I learned that the specific style common in Heliopolis was a result of a merger of Moorish Revival, Persian Revival, traditional Arabic and European neoclassical architectural styles. These different styles were integrated successfully with an eye pleasing end result visible in the detailing of the facades. I also had an opportunity to visit a few newer buildings where the meld of these different styles had created stunning interior spaces with beautiful detailing and functional floor plans.

This part of the city is also diverse religion-wise, hosting mosques as well as Coptic and catholic churches.

Heliopolis is an affluent suburb, which also means it has modern shopping centers. To my surprise I encountered here the biggest and most extravagant shopping mall I have ever visited, the City Stars Mall. I ventured there to visit a restaurant serving Egyptian food, but that is probably the only authentic feature of the mall – it could be situated in any busy metropolitan city in the world.

This mall is huge, eight stories high above ground (if I counted correctly) and accommodates all possible designer shops and clothing stores you can imagine, shops for art, electronics, toys, you name it. It hosts a huge food court that could be found in any large mall anywhere in the world – complete with fast food from every thinkable country.

It also hosts many restaurants, some serving authentic Egyptian dishes and others featuring Indian, Chinese, Japanese, Mexican, Mediterranean and American fare. Starbucks is also represented here, in the country of great Arabian coffee. Modern times indeed.
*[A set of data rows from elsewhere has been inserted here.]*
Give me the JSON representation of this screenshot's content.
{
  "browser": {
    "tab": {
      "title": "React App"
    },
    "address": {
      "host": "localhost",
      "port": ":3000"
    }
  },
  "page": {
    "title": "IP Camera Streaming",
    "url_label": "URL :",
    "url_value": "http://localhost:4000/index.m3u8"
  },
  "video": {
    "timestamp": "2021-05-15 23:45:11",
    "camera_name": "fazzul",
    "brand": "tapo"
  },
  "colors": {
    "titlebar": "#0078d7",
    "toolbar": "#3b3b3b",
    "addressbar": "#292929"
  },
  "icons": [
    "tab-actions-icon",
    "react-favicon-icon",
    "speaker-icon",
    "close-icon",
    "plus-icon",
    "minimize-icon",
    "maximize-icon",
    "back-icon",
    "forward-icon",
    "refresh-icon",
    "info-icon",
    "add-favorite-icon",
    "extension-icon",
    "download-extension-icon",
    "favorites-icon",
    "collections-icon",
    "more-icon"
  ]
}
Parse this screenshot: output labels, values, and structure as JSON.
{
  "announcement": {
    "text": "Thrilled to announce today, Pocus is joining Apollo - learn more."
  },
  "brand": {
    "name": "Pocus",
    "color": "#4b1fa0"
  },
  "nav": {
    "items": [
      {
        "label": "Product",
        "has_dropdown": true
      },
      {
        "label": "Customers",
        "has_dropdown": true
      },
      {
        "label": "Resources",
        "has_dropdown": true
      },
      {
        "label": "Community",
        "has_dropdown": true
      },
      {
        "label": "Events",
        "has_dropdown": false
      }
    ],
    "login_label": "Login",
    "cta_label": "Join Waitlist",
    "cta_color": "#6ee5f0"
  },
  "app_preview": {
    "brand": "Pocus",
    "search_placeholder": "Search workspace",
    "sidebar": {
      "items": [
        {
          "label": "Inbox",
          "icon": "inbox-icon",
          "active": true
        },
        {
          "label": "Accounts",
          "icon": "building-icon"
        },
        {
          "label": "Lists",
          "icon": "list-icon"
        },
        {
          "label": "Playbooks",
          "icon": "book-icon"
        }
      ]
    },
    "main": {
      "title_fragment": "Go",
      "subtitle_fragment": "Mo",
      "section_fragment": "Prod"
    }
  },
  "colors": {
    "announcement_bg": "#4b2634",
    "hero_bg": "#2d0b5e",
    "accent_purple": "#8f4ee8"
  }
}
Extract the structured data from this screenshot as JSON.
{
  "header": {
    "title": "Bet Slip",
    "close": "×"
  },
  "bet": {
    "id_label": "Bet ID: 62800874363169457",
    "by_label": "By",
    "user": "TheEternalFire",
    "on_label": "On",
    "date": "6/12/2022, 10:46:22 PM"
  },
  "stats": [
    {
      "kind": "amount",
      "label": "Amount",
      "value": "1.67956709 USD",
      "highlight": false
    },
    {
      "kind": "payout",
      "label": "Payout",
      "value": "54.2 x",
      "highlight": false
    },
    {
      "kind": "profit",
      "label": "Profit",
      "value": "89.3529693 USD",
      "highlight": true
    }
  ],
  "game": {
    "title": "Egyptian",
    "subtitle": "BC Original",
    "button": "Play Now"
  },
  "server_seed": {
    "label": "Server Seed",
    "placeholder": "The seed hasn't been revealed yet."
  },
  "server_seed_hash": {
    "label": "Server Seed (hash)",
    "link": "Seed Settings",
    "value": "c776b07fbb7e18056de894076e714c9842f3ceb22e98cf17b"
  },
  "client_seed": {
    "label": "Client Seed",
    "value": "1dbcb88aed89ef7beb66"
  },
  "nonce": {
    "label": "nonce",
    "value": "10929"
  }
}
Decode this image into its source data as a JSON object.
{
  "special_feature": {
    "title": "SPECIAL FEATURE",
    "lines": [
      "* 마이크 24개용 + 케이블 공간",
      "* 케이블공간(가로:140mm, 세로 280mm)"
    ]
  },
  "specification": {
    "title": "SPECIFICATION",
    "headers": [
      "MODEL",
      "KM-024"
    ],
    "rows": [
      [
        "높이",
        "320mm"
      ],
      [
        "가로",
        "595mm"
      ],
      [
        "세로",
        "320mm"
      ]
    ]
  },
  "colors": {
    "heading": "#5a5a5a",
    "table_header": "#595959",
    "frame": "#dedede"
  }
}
Due to a busy work schedule, I didn’t get an opportunity to visit the pyramids again on this trip, but I ventured to other parts of the city on some of the evenings after work for dining and more authentic shopping adventures. I will share some of these experiences in separate posts in the coming days.